When it comes to hiking snacks, it’s hard to beat fresh wild blueberries, found right beside the trail. They’re sweet and juicy, easy to pick, and they stain your mouth an attractive shade of purplish grey.
In Maine, from late July through August, blueberries are ripening throughout the state, in fields and on mountain ridges. They’re all over the place. In fact, it’s hard to find a trail that doesn’t pass at least one blueberry bush, high or low.
But before you go ahead and start filling up your hiking pack with these delicious natural treats, make sure it’s OK to do just that. Some land trusts and park owners only permit handpicking (not rakes), while others specify that visitors must stay on trail while picking berries. And some landowners prohibit berry picking altogether.
So to help you plan your “blueberry hike,” I’ve done a little research and come up with a few hiking trails on which you’re almost certain to find an abundance wild Maine blueberries … and you’re allowed to pick them:
— In Acadia National Park on Mount Desert Island, visitors can pick 1 dry half gallon of blueberries per person, per day, according to the park’s Superintendent’s Compendium. Blueberry raking is not permitted, and the park advises that people stay on established trails if at all possible. If you must hike off trail in pursuit of berries, try to avoid trampling plants.
“We want people to pick blueberries,” said Charlie Jacobi, resource specialist at Acadia National Park. “I’ve picked plenty myself. But any place that people go a lot to pick blueberries, you’ll find there’s more impact. The places to be especially careful about in the park would be in the subalpine zone, on places like Cadillac [Mountain] and Sargent [Mountain].”
“We just ask people to do the best they can to minimize trampling, and if they can stay on rock while picking, that’d be great,” Jacobi said.
Blueberries are practically everywhere in Acadia National Park on Mount Desert Island, but one especially good place to search for them is Dorr Mountain, where they grow right beside the trail. Other places to look in Acadia are Bar Island (an off-shore trail accessible at low tide), Parkman Mountain and Beech Mountain. For information, visit www.nps.gov/acad/.
— The trails up Flag Hill and Great Pond Mountain in the Great Pond Mountain Wildlands in Orland lead to areas filled with blueberries, and visitors are welcome to pick them, according to the Great Pond Mountain Conservation Trust.
— Both Hollingsworth and Birch Point trails in the Petit Manan Point Division of the Maine Coastal Islands National Wildlife Refuge in Steuben are open for recreational blueberry picking, but not raking. Both trails start out in blueberry fields, then head into the woods to visit the coast.

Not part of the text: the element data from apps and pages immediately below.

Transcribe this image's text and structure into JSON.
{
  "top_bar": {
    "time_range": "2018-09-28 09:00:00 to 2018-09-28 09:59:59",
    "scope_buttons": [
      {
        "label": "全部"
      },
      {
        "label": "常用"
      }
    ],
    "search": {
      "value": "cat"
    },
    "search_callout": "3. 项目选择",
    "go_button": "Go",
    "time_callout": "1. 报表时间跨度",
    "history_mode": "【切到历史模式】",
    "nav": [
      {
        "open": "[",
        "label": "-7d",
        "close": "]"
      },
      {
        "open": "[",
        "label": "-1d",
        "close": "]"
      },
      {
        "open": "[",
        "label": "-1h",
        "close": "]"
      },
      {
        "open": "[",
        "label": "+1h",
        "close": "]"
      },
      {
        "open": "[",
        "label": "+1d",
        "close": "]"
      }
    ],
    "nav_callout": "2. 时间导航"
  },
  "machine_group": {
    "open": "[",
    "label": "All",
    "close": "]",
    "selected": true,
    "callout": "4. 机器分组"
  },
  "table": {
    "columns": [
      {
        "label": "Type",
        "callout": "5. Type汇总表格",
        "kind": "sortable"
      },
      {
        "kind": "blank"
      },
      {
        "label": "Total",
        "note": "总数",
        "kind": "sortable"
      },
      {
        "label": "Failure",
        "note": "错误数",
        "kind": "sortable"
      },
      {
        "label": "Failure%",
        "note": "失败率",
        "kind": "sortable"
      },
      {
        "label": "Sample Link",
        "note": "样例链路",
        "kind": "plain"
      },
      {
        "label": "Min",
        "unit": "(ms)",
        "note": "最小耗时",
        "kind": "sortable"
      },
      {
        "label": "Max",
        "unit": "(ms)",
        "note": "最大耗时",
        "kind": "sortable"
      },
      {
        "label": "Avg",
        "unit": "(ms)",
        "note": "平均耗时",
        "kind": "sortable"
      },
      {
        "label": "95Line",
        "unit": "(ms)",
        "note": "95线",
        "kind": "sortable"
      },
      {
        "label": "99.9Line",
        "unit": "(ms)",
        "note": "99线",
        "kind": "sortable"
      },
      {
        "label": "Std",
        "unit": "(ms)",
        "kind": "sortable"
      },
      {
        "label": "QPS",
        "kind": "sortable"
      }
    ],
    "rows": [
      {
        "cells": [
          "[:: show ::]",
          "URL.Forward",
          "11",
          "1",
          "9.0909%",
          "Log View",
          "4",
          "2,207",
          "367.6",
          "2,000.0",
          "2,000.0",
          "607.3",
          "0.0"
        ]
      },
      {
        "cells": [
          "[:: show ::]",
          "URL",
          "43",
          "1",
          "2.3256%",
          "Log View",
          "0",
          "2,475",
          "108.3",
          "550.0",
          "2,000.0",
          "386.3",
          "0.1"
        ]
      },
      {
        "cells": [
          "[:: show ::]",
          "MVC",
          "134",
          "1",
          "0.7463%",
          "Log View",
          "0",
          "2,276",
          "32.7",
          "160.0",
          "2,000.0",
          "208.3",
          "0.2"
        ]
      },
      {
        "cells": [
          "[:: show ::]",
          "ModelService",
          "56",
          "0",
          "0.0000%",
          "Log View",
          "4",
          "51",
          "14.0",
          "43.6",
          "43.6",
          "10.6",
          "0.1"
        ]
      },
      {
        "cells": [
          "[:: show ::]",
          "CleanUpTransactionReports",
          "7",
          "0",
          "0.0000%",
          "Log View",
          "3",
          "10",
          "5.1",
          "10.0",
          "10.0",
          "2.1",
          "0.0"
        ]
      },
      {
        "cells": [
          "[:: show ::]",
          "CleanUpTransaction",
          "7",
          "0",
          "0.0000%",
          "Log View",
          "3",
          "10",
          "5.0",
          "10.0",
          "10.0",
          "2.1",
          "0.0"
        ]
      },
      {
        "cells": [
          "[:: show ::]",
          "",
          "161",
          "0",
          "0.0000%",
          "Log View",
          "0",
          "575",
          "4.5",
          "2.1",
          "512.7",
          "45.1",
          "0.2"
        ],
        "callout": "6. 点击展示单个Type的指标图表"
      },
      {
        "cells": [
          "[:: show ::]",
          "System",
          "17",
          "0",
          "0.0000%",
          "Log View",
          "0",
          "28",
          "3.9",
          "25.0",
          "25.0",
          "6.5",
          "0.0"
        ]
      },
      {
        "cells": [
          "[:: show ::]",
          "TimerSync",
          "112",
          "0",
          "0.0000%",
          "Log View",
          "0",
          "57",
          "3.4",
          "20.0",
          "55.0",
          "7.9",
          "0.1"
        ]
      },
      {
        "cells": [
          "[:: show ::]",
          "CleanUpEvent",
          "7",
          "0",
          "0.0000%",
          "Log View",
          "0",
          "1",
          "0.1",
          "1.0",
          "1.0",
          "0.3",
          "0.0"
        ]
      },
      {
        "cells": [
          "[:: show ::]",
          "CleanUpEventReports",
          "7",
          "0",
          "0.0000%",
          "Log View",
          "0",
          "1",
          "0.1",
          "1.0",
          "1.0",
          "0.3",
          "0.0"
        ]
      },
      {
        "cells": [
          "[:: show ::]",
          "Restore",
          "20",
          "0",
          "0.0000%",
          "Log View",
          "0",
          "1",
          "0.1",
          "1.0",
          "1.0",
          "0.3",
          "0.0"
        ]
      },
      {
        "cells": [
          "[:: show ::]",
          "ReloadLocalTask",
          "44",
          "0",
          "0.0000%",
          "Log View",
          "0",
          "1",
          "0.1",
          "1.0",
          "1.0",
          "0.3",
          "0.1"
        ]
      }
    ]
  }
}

— The 134-acre Cooper Farm property on Caterpillar Hill in Sedgwick is home to a large field of blueberries that are open for the public to handpick for personal consumption. Rakes are not allowed, and one section of the property is clearly marked off as a leased area that is off limits to the public. Owned and maintained by the Blue Hill Heritage Trust, the property includes a small network of trails that total a little more than 1 mile of walking.
— Blue Hill Mountain is known as a spot to hike and pick blueberries at the same time. Blueberries can be found in fields at the base of the mountain, as well as on the mountain itself, along the Osgood Trail and Hayes Trail. The mountain is owned and maintained by the Blue Hill Heritage Trust and the Town of Blue Hill. Handpicking of blueberries for personal use is permitted, but raking is not permitted.
— Curtis Farm Preserve in Harpswell is home to a 1.25-mile trail that starts in a field that contains blueberries, mixed in with a variety of other plants. The land is owned and maintained by the Harpswell Heritage Trust, which permits recreational berrypicking on their lands. The field is not a blueberry barren, however, so you may need to look hard to find the ripe berries hidden in the grasses and wildflowers.
This is far from a complete list. Blueberries, along with raspberries and blackberries, are found all over the state of Maine. But before you start foraging, make sure it’s allowed on the land. And if berry picking is permitted, do it delicately, leaving as little of a trace as possible.